Republicans Seek Delay in Patent Reform Bill

Two days before a scheduled Senate Judiciary Committee markup of the Patent
Reform Act of 2007, four Republican members of the panel are seeking a delay
in the vote. The lawmakers said the controversial measure deserves further

In a Monday letter to Judiciary Chairman Patrick Leahy (D-Vermont) and ranking
member Arlen Specter (R-Pa.), Senators Tom Coburn of Oklahoma, Jon Kyle of
Arizona, Sam Brownback of Kansas and Chuck Grassley of Iowa said the panel
needs more time to “work through certain issues.”

Last week, the committee held a hearing on the bill during the contentious Senate debate on immigration. Of the four senators, only Coburn attended the hearing.

The bill would more narrowly define willful infringement, apportion
infringement damages to the economic value of the patent’s contribution to an
overall product and create a post-grant review to challenge issued patents.
The legislation also calls for a first-to-file system and grants broader
rulemaking authority to the U.S. Patent and Trademark Office (USPTO).

“Many prominent American businesses on the cutting edge of innovation are
expressing concerns about the impact of sweeping patent reform,” the letter
states. “These concerns merit thoughtful consideration, and we believe that
more hearings will help inform the committee before we proceed to markup.”

Specifically, the four Republicans cited the key reform issues – limiting
infringement damages and post-grant reviews – need to be “carefully examined
to ensure that they do not undermine innovation, increase frivolous litigation
or undermine property rights.”

“Senators Leahy and Hatch have been holding hearings on this issue for several
years now and look forward to working with senators on and off the committee
as they move to mark the bill up this summer,” Judiciary Committee spokesman
Tracy Schmaler told, noting any committee member can
put a one-week hold on consideration of the bill.

Since 2005, the Judiciary Committee has held seven hearings on patent reform.
Coburn has attended two of the hearings while the other signatories to
Monday’s letter have not attended any of the hearings.

Patent reform is at the top of the technology industry’s wish list for the
110th Congress. Tech contends the current patent system encourages litigation
and large infringement awards that chill innovation, most recently pointing to
a February $1.52 billion judgment against
Microsoft for infringing on Alcatel-Lucent’s MP3 patents.

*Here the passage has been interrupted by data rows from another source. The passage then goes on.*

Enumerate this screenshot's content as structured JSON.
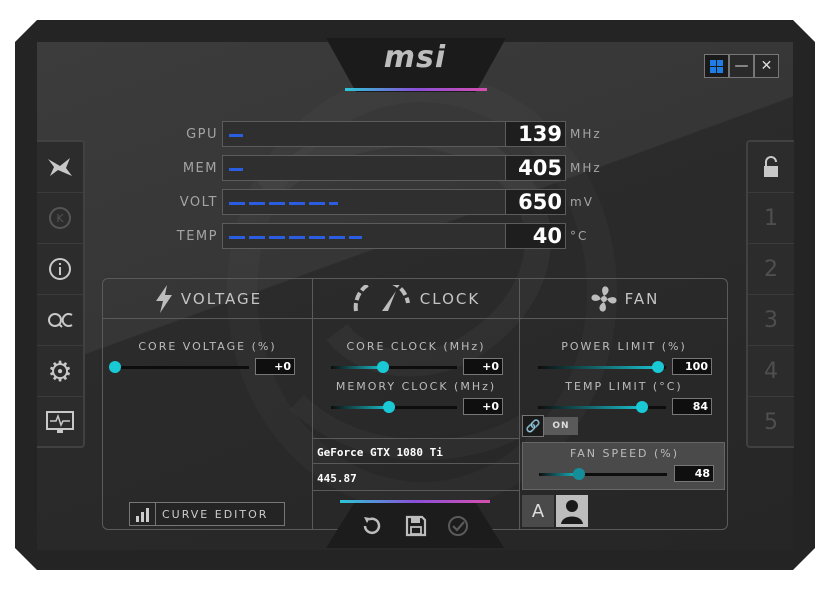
{
  "app": {
    "brand": "msi"
  },
  "window_controls": {
    "minimize": "—",
    "close": "✕"
  },
  "monitors": [
    {
      "label": "GPU",
      "value": "139",
      "unit": "MHz",
      "fill": 0.04
    },
    {
      "label": "MEM",
      "value": "405",
      "unit": "MHz",
      "fill": 0.04
    },
    {
      "label": "VOLT",
      "value": "650",
      "unit": "mV",
      "fill": 0.32
    },
    {
      "label": "TEMP",
      "value": "40",
      "unit": "°C",
      "fill": 0.39
    }
  ],
  "left_sidebar": [
    {
      "name": "msi-dragon-icon",
      "glyph": "✦",
      "active": true
    },
    {
      "name": "kombustor-icon",
      "glyph": "Ⓚ",
      "active": false
    },
    {
      "name": "info-icon",
      "glyph": "ⓘ",
      "active": true
    },
    {
      "name": "oc-scanner-icon",
      "glyph": "OC",
      "active": true
    },
    {
      "name": "settings-gear-icon",
      "glyph": "⚙",
      "active": true
    },
    {
      "name": "monitor-icon",
      "glyph": "▭",
      "active": true
    }
  ],
  "right_sidebar": [
    {
      "name": "lock-icon",
      "label": "🔓",
      "active": true
    },
    {
      "name": "profile-1",
      "label": "1",
      "active": false
    },
    {
      "name": "profile-2",
      "label": "2",
      "active": false
    },
    {
      "name": "profile-3",
      "label": "3",
      "active": false
    },
    {
      "name": "profile-4",
      "label": "4",
      "active": false
    },
    {
      "name": "profile-5",
      "label": "5",
      "active": false
    }
  ],
  "voltage": {
    "title": "VOLTAGE",
    "core_voltage_label": "CORE VOLTAGE  (%)",
    "core_voltage_value": "+0",
    "core_voltage_level": 0.0,
    "curve_editor_label": "CURVE EDITOR"
  },
  "clock": {
    "title": "CLOCK",
    "core_clock_label": "CORE CLOCK (MHz)",
    "core_clock_value": "+0",
    "memory_clock_label": "MEMORY CLOCK (MHz)",
    "memory_clock_value": "+0",
    "gpu_name": "GeForce GTX 1080 Ti",
    "driver_version": "445.87"
  },
  "fan": {
    "title": "FAN",
    "power_limit_label": "POWER LIMIT (%)",
    "power_limit_value": "100",
    "temp_limit_label": "TEMP LIMIT (°C)",
    "temp_limit_value": "84",
    "link_label": "ON",
    "fan_speed_label": "FAN SPEED (%)",
    "fan_speed_value": "48",
    "auto_label": "A"
  },
  "colors": {
    "accent": "#19c9d6",
    "monitor_fill": "#2b5de0",
    "background": "#242424"
  }
}
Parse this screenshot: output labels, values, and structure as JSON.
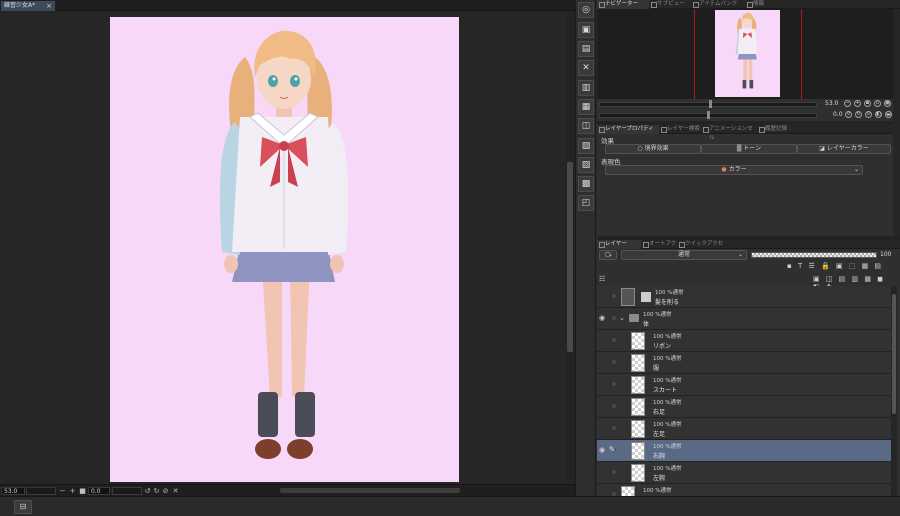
{
  "document_tab": {
    "title": "練習少女A*",
    "close": "×"
  },
  "status": {
    "zoom": "53.0",
    "rotation": "0.0",
    "minus": "−",
    "plus": "+"
  },
  "bottom": {
    "button_icon": "panel-toggle-icon",
    "button_glyph": "⊟"
  },
  "tools": [
    {
      "icon": "navigator-icon",
      "glyph": "◎"
    },
    {
      "icon": "new-layer-icon",
      "glyph": "▣"
    },
    {
      "icon": "copy-icon",
      "glyph": "▤"
    },
    {
      "icon": "delete-icon",
      "glyph": "✕"
    },
    {
      "icon": "paste-icon",
      "glyph": "▥"
    },
    {
      "icon": "clip-icon",
      "glyph": "▦"
    },
    {
      "icon": "transform-icon",
      "glyph": "◫"
    },
    {
      "icon": "frame-icon",
      "glyph": "▧"
    },
    {
      "icon": "select-icon",
      "glyph": "▨"
    },
    {
      "icon": "image-icon",
      "glyph": "▩"
    },
    {
      "icon": "layer-move-icon",
      "glyph": "◰"
    }
  ],
  "navigator": {
    "tabs": [
      "ナビゲーター",
      "サブビュー",
      "アイテムバンク",
      "情報"
    ],
    "zoom_value": "53.0",
    "rotation_value": "0.0"
  },
  "layer_property": {
    "tabs": [
      "レイヤープロパティ",
      "レイヤー検索",
      "アニメーションセル",
      "履歴記録"
    ],
    "effect_label": "効果",
    "effect_buttons": [
      "境界効果",
      "トーン",
      "レイヤーカラー"
    ],
    "color_label": "表現色",
    "color_value": "カラー"
  },
  "layer_panel": {
    "tabs": [
      "レイヤー",
      "オートアクション",
      "クイックアクセス"
    ],
    "blend_mode": "通常",
    "opacity": "100",
    "rows": [
      {
        "mode": "100 %通常",
        "name": "髪を削る",
        "indent": 0,
        "eye": false,
        "kind": "mask"
      },
      {
        "mode": "100 %通常",
        "name": "体",
        "indent": 0,
        "eye": true,
        "kind": "folder"
      },
      {
        "mode": "100 %通常",
        "name": "リボン",
        "indent": 1,
        "eye": false,
        "kind": "raster"
      },
      {
        "mode": "100 %通常",
        "name": "服",
        "indent": 1,
        "eye": false,
        "kind": "raster"
      },
      {
        "mode": "100 %通常",
        "name": "スカート",
        "indent": 1,
        "eye": false,
        "kind": "raster"
      },
      {
        "mode": "100 %通常",
        "name": "右足",
        "indent": 1,
        "eye": false,
        "kind": "raster"
      },
      {
        "mode": "100 %通常",
        "name": "左足",
        "indent": 1,
        "eye": false,
        "kind": "raster"
      },
      {
        "mode": "100 %通常",
        "name": "右腕",
        "indent": 1,
        "eye": true,
        "kind": "raster",
        "selected": true
      },
      {
        "mode": "100 %通常",
        "name": "左腕",
        "indent": 1,
        "eye": false,
        "kind": "raster"
      },
      {
        "mode": "100 %通常",
        "name": "首",
        "indent": 0,
        "eye": false,
        "kind": "raster"
      },
      {
        "mode": "100 %通常",
        "name": "",
        "indent": 0,
        "eye": false,
        "kind": "raster"
      }
    ]
  },
  "colors": {
    "canvas_bg": "#f8d8f8",
    "selected_row": "#5a6a86",
    "nav_frame": "#b01818"
  }
}
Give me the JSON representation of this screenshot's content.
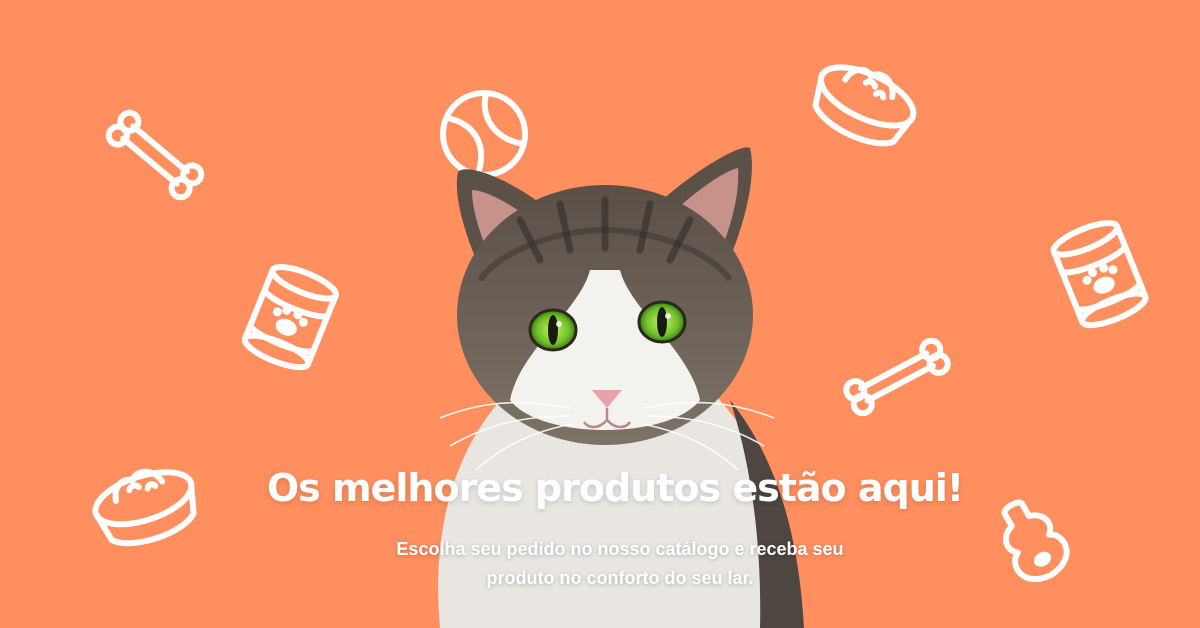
{
  "banner": {
    "headline": "Os melhores produtos estão aqui!",
    "subline_1": "Escolha seu pedido no nosso catálogo e receba seu",
    "subline_2": "produto no conforto do seu lar.",
    "colors": {
      "background": "#ff8f5e",
      "icons": "#ffffff",
      "text": "#ffffff"
    },
    "decorations": [
      "bone-icon",
      "tennis-ball-icon",
      "food-bowl-icon",
      "pet-food-can-icon",
      "pet-food-can-icon",
      "bone-icon",
      "food-bowl-icon",
      "chew-toy-icon"
    ],
    "photo": "tabby-cat-with-white-chest-and-green-eyes"
  }
}
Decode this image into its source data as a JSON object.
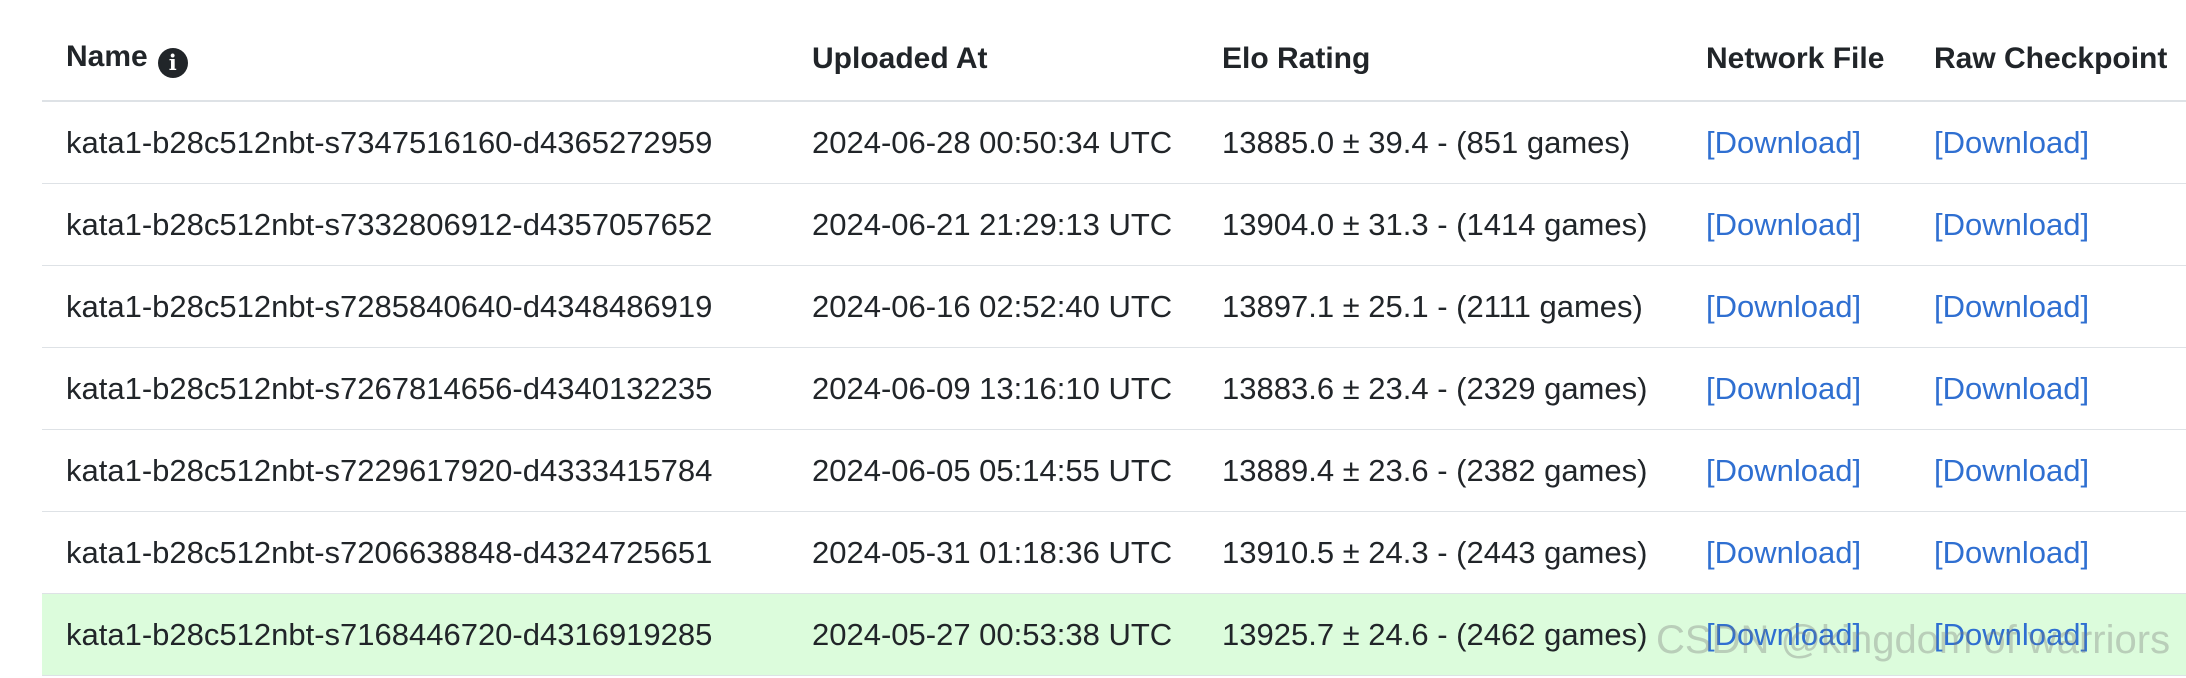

Although Microsoft holds a license to use the technology, the jury decided
Redmond obtained them from the wrong party. Damage calculations included all
international sales of Windows containing MP3 technology. Microsoft is
appealing the decision.

Other industry groups, primarily biotech, pharmaceuticals and manufacturing,
praise the current system for providing infringement protection in return for
expensive research and development that ultimately serves the public.

“We believe that more hearings are necessary to adequately address a number of
issues with broad implications for our economy,” the Republican letter

The PTO has also expressed concerns over the proposed reform. At last week’s
hearing, Jon Dudas, director of the USPTO, told the committee the Bush
administration generally supports the reform provisions, particularly
post-grant reviews.

Dudas did not mention the subject of apportioned judgments or narrowing the
definition of willful infringement in his oral testimony before the committee,
but in his written statement he said both issues needs further evaluation.

“While the appropriateness of damages awards in a number of patent cases may
be subject of debate,” Dudas wrote, “the USPTO does not believe that a
sufficient case has been made for a legislative provision to codify or
emphasize any one or more factors that a court must apply when determining
reasonable royalty rates.”

Legislation similar to the Senate bill has been introduced in the U.S. House.
In May, a House Judiciary subcommittee approved the
measure but only after members insisted on undetermined changes in the bill
before a full committee vote.

News Around the Web